INFORMATION PROVIDED:
——
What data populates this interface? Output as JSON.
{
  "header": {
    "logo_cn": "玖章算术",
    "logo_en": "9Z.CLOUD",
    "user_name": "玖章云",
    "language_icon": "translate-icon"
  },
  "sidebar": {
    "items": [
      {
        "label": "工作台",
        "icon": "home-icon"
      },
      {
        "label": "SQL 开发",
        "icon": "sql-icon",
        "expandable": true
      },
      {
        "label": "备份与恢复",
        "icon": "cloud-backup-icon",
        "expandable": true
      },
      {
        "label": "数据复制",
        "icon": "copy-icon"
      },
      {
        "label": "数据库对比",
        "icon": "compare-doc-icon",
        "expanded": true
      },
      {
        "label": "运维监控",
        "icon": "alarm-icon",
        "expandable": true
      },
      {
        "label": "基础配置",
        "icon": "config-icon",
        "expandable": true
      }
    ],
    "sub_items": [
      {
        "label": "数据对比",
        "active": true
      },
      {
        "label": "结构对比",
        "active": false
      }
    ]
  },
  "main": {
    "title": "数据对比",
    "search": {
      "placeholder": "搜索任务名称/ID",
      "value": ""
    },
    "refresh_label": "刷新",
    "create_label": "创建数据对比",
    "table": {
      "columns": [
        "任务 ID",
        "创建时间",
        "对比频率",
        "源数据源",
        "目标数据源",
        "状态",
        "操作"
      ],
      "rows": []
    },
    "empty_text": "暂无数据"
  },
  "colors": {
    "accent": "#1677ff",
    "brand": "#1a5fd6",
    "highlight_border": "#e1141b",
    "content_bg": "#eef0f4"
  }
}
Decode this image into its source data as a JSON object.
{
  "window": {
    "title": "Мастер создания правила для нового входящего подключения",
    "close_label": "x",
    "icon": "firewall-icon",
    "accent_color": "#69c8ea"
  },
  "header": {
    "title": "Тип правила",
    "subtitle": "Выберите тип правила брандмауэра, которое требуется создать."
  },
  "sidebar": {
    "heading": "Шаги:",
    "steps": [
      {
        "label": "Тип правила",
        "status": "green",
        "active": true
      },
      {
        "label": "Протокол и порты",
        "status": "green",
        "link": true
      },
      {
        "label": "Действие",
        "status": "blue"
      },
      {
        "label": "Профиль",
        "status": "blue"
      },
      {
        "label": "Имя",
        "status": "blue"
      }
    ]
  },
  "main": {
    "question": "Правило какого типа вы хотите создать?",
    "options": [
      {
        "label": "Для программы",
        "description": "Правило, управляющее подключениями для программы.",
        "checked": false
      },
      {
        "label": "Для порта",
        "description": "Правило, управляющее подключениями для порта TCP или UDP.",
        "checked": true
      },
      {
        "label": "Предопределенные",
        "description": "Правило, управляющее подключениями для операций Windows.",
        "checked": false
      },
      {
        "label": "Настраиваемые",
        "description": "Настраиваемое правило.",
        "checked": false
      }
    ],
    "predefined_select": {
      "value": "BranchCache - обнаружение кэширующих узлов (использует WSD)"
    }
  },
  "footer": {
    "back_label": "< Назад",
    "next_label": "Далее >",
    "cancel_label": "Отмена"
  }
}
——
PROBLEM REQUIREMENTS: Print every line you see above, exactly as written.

EXPECTED ANSWER:
What data populates this interface? Output as JSON.
{
  "header": {
    "logo_cn": "玖章算术",
    "logo_en": "9Z.CLOUD",
    "user_name": "玖章云",
    "language_icon": "translate-icon"
  },
  "sidebar": {
    "items": [
      {
        "label": "工作台",
        "icon": "home-icon"
      },
      {
        "label": "SQL 开发",
        "icon": "sql-icon",
        "expandable": true
      },
      {
        "label": "备份与恢复",
        "icon": "cloud-backup-icon",
        "expandable": true
      },
      {
        "label": "数据复制",
        "icon": "copy-icon"
      },
      {
        "label": "数据库对比",
        "icon": "compare-doc-icon",
        "expanded": true
      },
      {
        "label": "运维监控",
        "icon": "alarm-icon",
        "expandable": true
      },
      {
        "label": "基础配置",
        "icon": "config-icon",
        "expandable": true
      }
    ],
    "sub_items": [
      {
        "label": "数据对比",
        "active": true
      },
      {
        "label": "结构对比",
        "active": false
      }
    ]
  },
  "main": {
    "title": "数据对比",
    "search": {
      "placeholder": "搜索任务名称/ID",
      "value": ""
    },
    "refresh_label": "刷新",
    "create_label": "创建数据对比",
    "table": {
      "columns": [
        "任务 ID",
        "创建时间",
        "对比频率",
        "源数据源",
        "目标数据源",
        "状态",
        "操作"
      ],
      "rows": []
    },
    "empty_text": "暂无数据"
  },
  "colors": {
    "accent": "#1677ff",
    "brand": "#1a5fd6",
    "highlight_border": "#e1141b",
    "content_bg": "#eef0f4"
  }
}
Decode this image into its source data as a JSON object.
{
  "window": {
    "title": "Мастер создания правила для нового входящего подключения",
    "close_label": "x",
    "icon": "firewall-icon",
    "accent_color": "#69c8ea"
  },
  "header": {
    "title": "Тип правила",
    "subtitle": "Выберите тип правила брандмауэра, которое требуется создать."
  },
  "sidebar": {
    "heading": "Шаги:",
    "steps": [
      {
        "label": "Тип правила",
        "status": "green",
        "active": true
      },
      {
        "label": "Протокол и порты",
        "status": "green",
        "link": true
      },
      {
        "label": "Действие",
        "status": "blue"
      },
      {
        "label": "Профиль",
        "status": "blue"
      },
      {
        "label": "Имя",
        "status": "blue"
      }
    ]
  },
  "main": {
    "question": "Правило какого типа вы хотите создать?",
    "options": [
      {
        "label": "Для программы",
        "description": "Правило, управляющее подключениями для программы.",
        "checked": false
      },
      {
        "label": "Для порта",
        "description": "Правило, управляющее подключениями для порта TCP или UDP.",
        "checked": true
      },
      {
        "label": "Предопределенные",
        "description": "Правило, управляющее подключениями для операций Windows.",
        "checked": false
      },
      {
        "label": "Настраиваемые",
        "description": "Настраиваемое правило.",
        "checked": false
      }
    ],
    "predefined_select": {
      "value": "BranchCache - обнаружение кэширующих узлов (использует WSD)"
    }
  },
  "footer": {
    "back_label": "< Назад",
    "next_label": "Далее >",
    "cancel_label": "Отмена"
  }
}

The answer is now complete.